X-POSITION: "Extraordinary X-Men's" Lemire Plans the Fall of Kingdoms
Science fiction novelist Ben Bova wrote a column on literacy for the Naples Daily News, in which he wonders if literacy itself is in danger of becoming a thing of the past. Bova decries dropping literacy rates (without presenting any evidence that such a thing is happening) and discusses the shrinking space that bookstores give to traditional books, as audiobooks and graphic novels take over.
Take the idea of graphic novels. Essentially, these are comic books for adults. Some of the works are quite striking and even powerful. But War and Peace they’re not. They’re not even Valley of the Dolls.
It’s impossible to reproduce a novel’s deep characterizations and nuances of plot development in a comic book format. I’ve had a couple of my short stories done in graphic style and, while I’m pleased with the results, I don’t see how a novel could be done that way — except by boiling down the novel to a few incidents and characters and tossing away almost all of the depth and plot development.

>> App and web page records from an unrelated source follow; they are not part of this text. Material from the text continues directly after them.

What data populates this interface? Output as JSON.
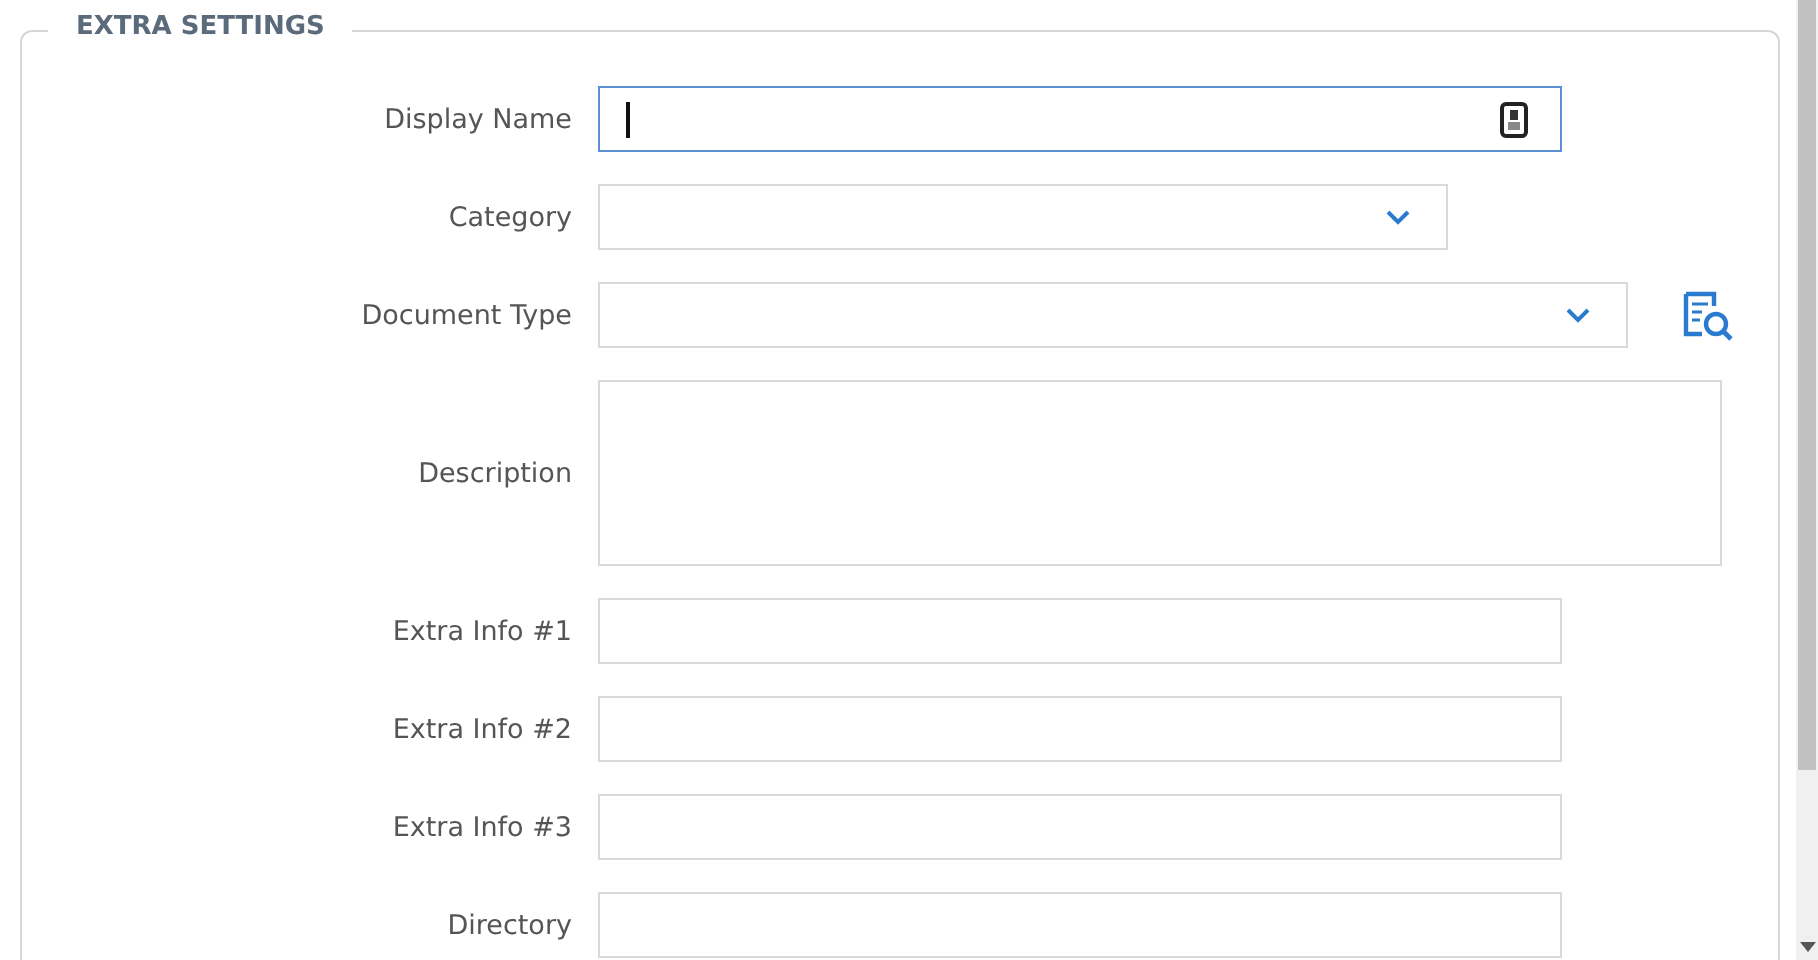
{
  "section": {
    "title": "EXTRA SETTINGS"
  },
  "fields": [
    {
      "label": "Display Name",
      "kind": "id-text",
      "focused": true
    },
    {
      "label": "Category",
      "kind": "select",
      "focused": false
    },
    {
      "label": "Document Type",
      "kind": "lookup-select",
      "focused": false
    },
    {
      "label": "Description",
      "kind": "textarea",
      "focused": false
    },
    {
      "label": "Extra Info #1",
      "kind": "text",
      "focused": false
    },
    {
      "label": "Extra Info #2",
      "kind": "text",
      "focused": false
    },
    {
      "label": "Extra Info #3",
      "kind": "text",
      "focused": false
    },
    {
      "label": "Directory",
      "kind": "text",
      "focused": false
    }
  ]
}
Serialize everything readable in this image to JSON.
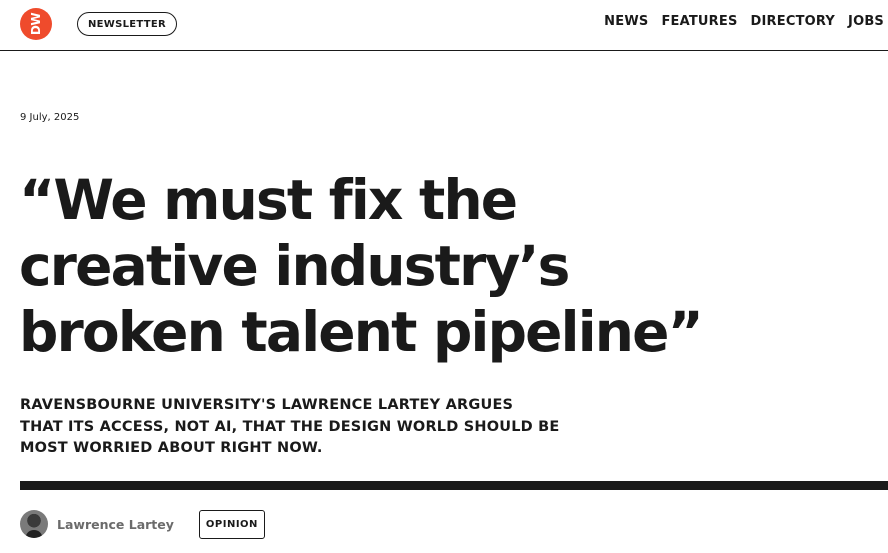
{
  "header": {
    "logo_text": "DW",
    "newsletter_label": "NEWSLETTER",
    "nav": [
      "NEWS",
      "FEATURES",
      "DIRECTORY",
      "JOBS"
    ]
  },
  "article": {
    "date": "9 July, 2025",
    "headline_lines": [
      "“We must fix the",
      "creative industry’s",
      "broken talent pipeline”"
    ],
    "standfirst_lines": [
      "RAVENSBOURNE UNIVERSITY'S LAWRENCE LARTEY ARGUES",
      "THAT ITS ACCESS, NOT AI, THAT THE DESIGN WORLD SHOULD BE",
      "MOST WORRIED ABOUT RIGHT NOW."
    ],
    "author": "Lawrence Lartey",
    "tag": "OPINION"
  },
  "colors": {
    "brand": "#ef4b2c",
    "text": "#1a1a1a",
    "muted": "#6b6b6b"
  }
}
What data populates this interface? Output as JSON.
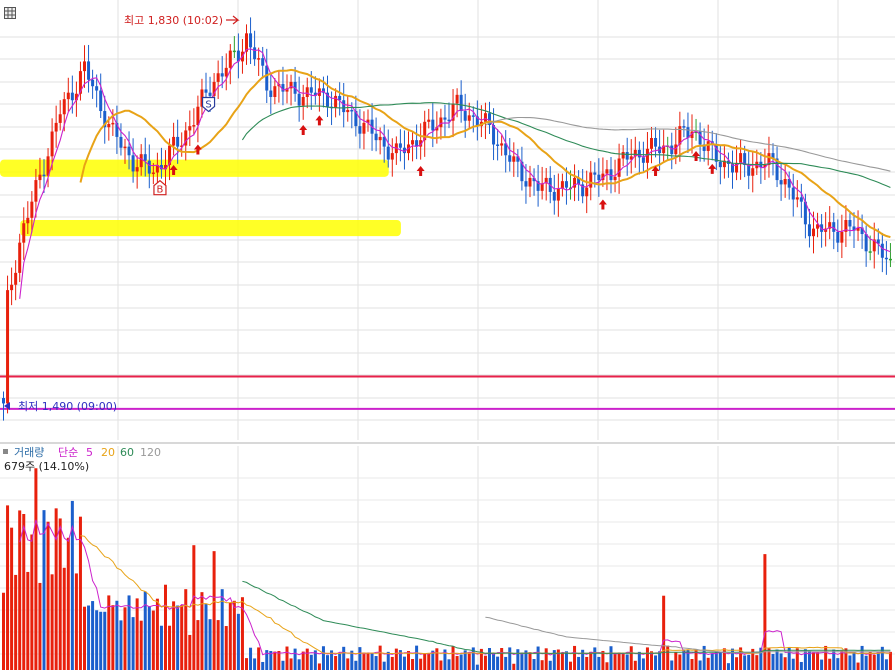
{
  "chart_data": [
    {
      "type": "candlestick",
      "panel": "price",
      "ylim": [
        1470,
        1850
      ],
      "grid": true,
      "high_annotation": {
        "text": "최고 1,830 (10:02)",
        "value": 1830
      },
      "low_annotation": {
        "text": "최저 1,490 (09:00)",
        "value": 1490
      },
      "horizontal_lines": [
        {
          "value": 1515,
          "color": "#e8204a"
        },
        {
          "value": 1485,
          "color": "#cc22cc"
        }
      ],
      "highlight_bands": [
        {
          "from": 1700,
          "to": 1716,
          "x_start_index": 0,
          "x_end_index": 95,
          "color": "#ffff00"
        },
        {
          "from": 1645,
          "to": 1660,
          "x_start_index": 5,
          "x_end_index": 98,
          "color": "#ffff00"
        }
      ],
      "moving_averages": [
        {
          "period": 5,
          "color": "#cc22cc"
        },
        {
          "period": 20,
          "color": "#e8a317"
        },
        {
          "period": 60,
          "color": "#2e8b57"
        },
        {
          "period": 120,
          "color": "#999999"
        }
      ],
      "signal_markers": [
        {
          "label": "S",
          "index": 51,
          "value": 1768
        },
        {
          "label": "B",
          "index": 39,
          "value": 1689
        }
      ],
      "arrow_indices": [
        42,
        48,
        74,
        78,
        103,
        148,
        161,
        171,
        175
      ],
      "colors": {
        "up": "#e8200c",
        "down": "#1b5fcc",
        "neutral": "#2ea02e"
      }
    },
    {
      "type": "bar",
      "panel": "volume",
      "title": "거래량",
      "legend_label": "단순",
      "legend_periods": [
        "5",
        "20",
        "60",
        "120"
      ],
      "legend_colors": [
        "#cc22cc",
        "#e8a317",
        "#2e8b57",
        "#999999"
      ],
      "max_label": "679주 (14.10%)",
      "ylim": [
        0,
        700
      ]
    }
  ]
}
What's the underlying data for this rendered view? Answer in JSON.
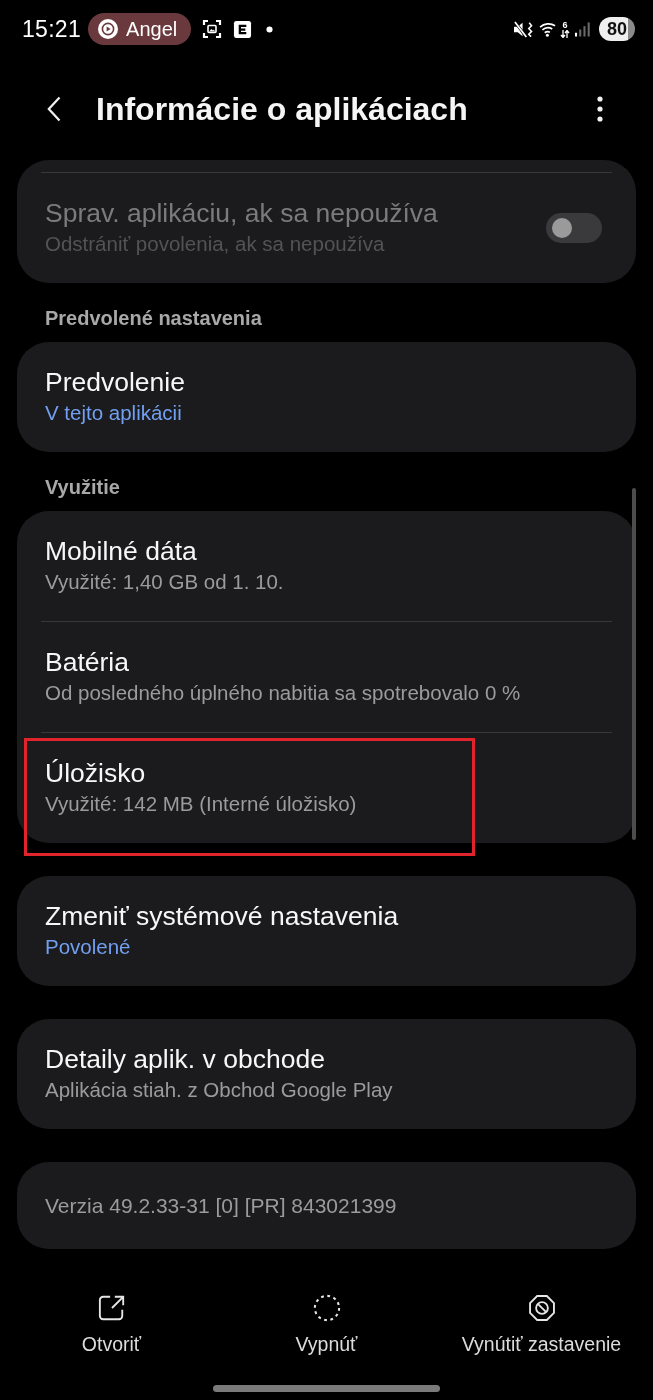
{
  "status_bar": {
    "time": "15:21",
    "chip_label": "Angel",
    "wifi_label": "6",
    "battery": "80"
  },
  "header": {
    "title": "Informácie o aplikáciach"
  },
  "sections": [
    {
      "cut_top": true,
      "items": [
        {
          "kind": "toggle",
          "title": "Sprav. aplikáciu, ak sa nepoužíva",
          "subtitle": "Odstrániť povolenia, ak sa nepoužíva",
          "on": false,
          "disabled": true,
          "highlighted": false
        }
      ]
    },
    {
      "heading": "Predvolené nastavenia",
      "cut_top": false,
      "items": [
        {
          "kind": "value",
          "title": "Predvolenie",
          "subtitle": "V tejto aplikácii",
          "disabled": false,
          "highlighted": false
        }
      ]
    },
    {
      "heading": "Využitie",
      "cut_top": false,
      "items": [
        {
          "kind": "info",
          "title": "Mobilné dáta",
          "subtitle": "Využité: 1,40 GB od 1. 10.",
          "disabled": false,
          "highlighted": false
        },
        {
          "kind": "info",
          "title": "Batéria",
          "subtitle": "Od posledného úplného nabitia sa spotrebovalo 0 %",
          "disabled": false,
          "highlighted": false
        },
        {
          "kind": "info",
          "title": "Úložisko",
          "subtitle": "Využité: 142 MB (Interné úložisko)",
          "disabled": false,
          "highlighted": true
        }
      ]
    },
    {
      "cut_top": false,
      "items": [
        {
          "kind": "value",
          "title": "Zmeniť systémové nastavenia",
          "subtitle": "Povolené",
          "disabled": false,
          "highlighted": false
        }
      ]
    },
    {
      "cut_top": false,
      "items": [
        {
          "kind": "info",
          "title": "Detaily aplik. v obchode",
          "subtitle": "Aplikácia stiah. z Obchod Google Play",
          "disabled": false,
          "highlighted": false
        }
      ]
    },
    {
      "cut_top": false,
      "items": [
        {
          "kind": "version",
          "title": "Verzia 49.2.33-31 [0] [PR] 843021399",
          "disabled": false,
          "highlighted": false
        }
      ]
    }
  ],
  "actions": [
    {
      "kind": "open",
      "label": "Otvoriť"
    },
    {
      "kind": "disable",
      "label": "Vypnúť"
    },
    {
      "kind": "force_stop",
      "label": "Vynútiť zastavenie"
    }
  ]
}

There are two things wrong with this statement. One is that graphic novels must be based on print novels and the other is that they can’t have depth or literary quality of their own. My long list of counterexamples (drawn straight off the top of my head) would include Darwyn Cooke’s adaptations of Richard Parker’s Hunter novels (which have plenty of depth and characterization and layer onto that a rich visual evocation of urban life in the 1950s); Dash Shaw’s Bodyworld; the complex and fascinating Logicomix; and Art Spiegelman’s Maus, the book that really got this category started.
(Hat tip: Von Allan.)